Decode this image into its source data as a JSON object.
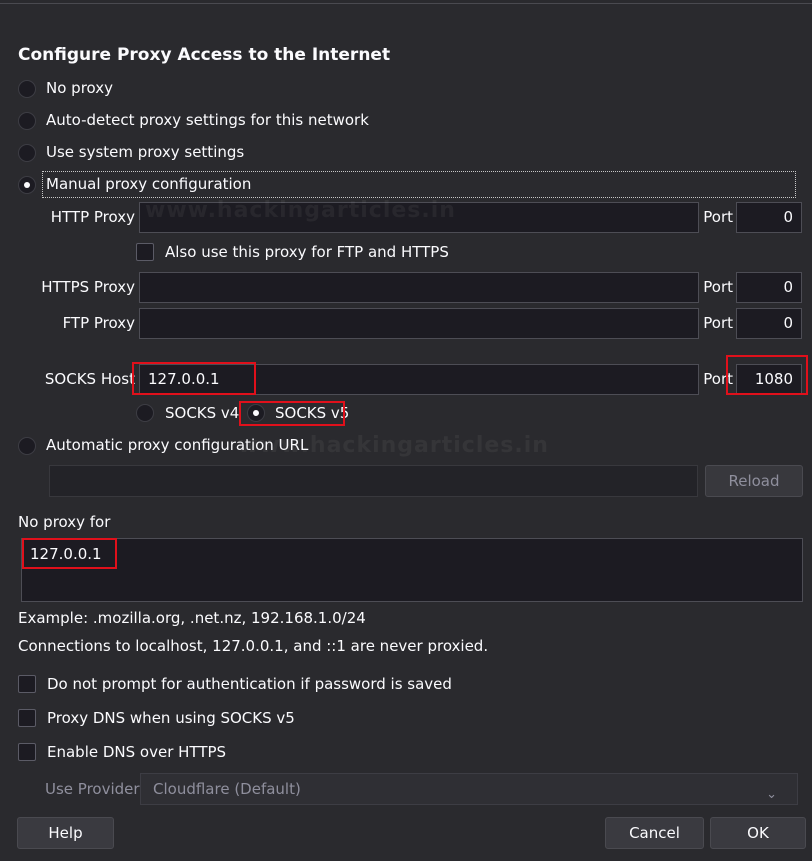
{
  "dialog": {
    "title": "Configure Proxy Access to the Internet",
    "watermark": "www.hackingarticles.in"
  },
  "proxy_options": [
    {
      "label": "No proxy",
      "selected": false
    },
    {
      "label": "Auto-detect proxy settings for this network",
      "selected": false
    },
    {
      "label": "Use system proxy settings",
      "selected": false
    },
    {
      "label": "Manual proxy configuration",
      "selected": true
    }
  ],
  "manual": {
    "http_label": "HTTP Proxy",
    "http_value": "",
    "http_port": "0",
    "also_use_label": "Also use this proxy for FTP and HTTPS",
    "https_label": "HTTPS Proxy",
    "https_value": "",
    "https_port": "0",
    "ftp_label": "FTP Proxy",
    "ftp_value": "",
    "ftp_port": "0",
    "socks_label": "SOCKS Host",
    "socks_value": "127.0.0.1",
    "socks_port": "1080",
    "port_label": "Port",
    "socks_v4_label": "SOCKS v4",
    "socks_v5_label": "SOCKS v5",
    "socks_version_selected": "v5"
  },
  "auto_config": {
    "label": "Automatic proxy configuration URL",
    "url_value": "",
    "reload_label": "Reload"
  },
  "no_proxy": {
    "label": "No proxy for",
    "value": "127.0.0.1",
    "example": "Example: .mozilla.org, .net.nz, 192.168.1.0/24",
    "localhost_note": "Connections to localhost, 127.0.0.1, and ::1 are never proxied."
  },
  "checkboxes": [
    {
      "label": "Do not prompt for authentication if password is saved",
      "checked": false
    },
    {
      "label": "Proxy DNS when using SOCKS v5",
      "checked": false
    },
    {
      "label": "Enable DNS over HTTPS",
      "checked": false
    }
  ],
  "provider": {
    "label": "Use Provider",
    "selected": "Cloudflare (Default)"
  },
  "buttons": {
    "help": "Help",
    "cancel": "Cancel",
    "ok": "OK"
  }
}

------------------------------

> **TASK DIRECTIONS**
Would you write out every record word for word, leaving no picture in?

> **TASK SOLUTION**
Decode this image into its source data as a JSON object.
{
  "dialog": {
    "title": "Configure Proxy Access to the Internet",
    "watermark": "www.hackingarticles.in"
  },
  "proxy_options": [
    {
      "label": "No proxy",
      "selected": false
    },
    {
      "label": "Auto-detect proxy settings for this network",
      "selected": false
    },
    {
      "label": "Use system proxy settings",
      "selected": false
    },
    {
      "label": "Manual proxy configuration",
      "selected": true
    }
  ],
  "manual": {
    "http_label": "HTTP Proxy",
    "http_value": "",
    "http_port": "0",
    "also_use_label": "Also use this proxy for FTP and HTTPS",
    "https_label": "HTTPS Proxy",
    "https_value": "",
    "https_port": "0",
    "ftp_label": "FTP Proxy",
    "ftp_value": "",
    "ftp_port": "0",
    "socks_label": "SOCKS Host",
    "socks_value": "127.0.0.1",
    "socks_port": "1080",
    "port_label": "Port",
    "socks_v4_label": "SOCKS v4",
    "socks_v5_label": "SOCKS v5",
    "socks_version_selected": "v5"
  },
  "auto_config": {
    "label": "Automatic proxy configuration URL",
    "url_value": "",
    "reload_label": "Reload"
  },
  "no_proxy": {
    "label": "No proxy for",
    "value": "127.0.0.1",
    "example": "Example: .mozilla.org, .net.nz, 192.168.1.0/24",
    "localhost_note": "Connections to localhost, 127.0.0.1, and ::1 are never proxied."
  },
  "checkboxes": [
    {
      "label": "Do not prompt for authentication if password is saved",
      "checked": false
    },
    {
      "label": "Proxy DNS when using SOCKS v5",
      "checked": false
    },
    {
      "label": "Enable DNS over HTTPS",
      "checked": false
    }
  ],
  "provider": {
    "label": "Use Provider",
    "selected": "Cloudflare (Default)"
  },
  "buttons": {
    "help": "Help",
    "cancel": "Cancel",
    "ok": "OK"
  }
}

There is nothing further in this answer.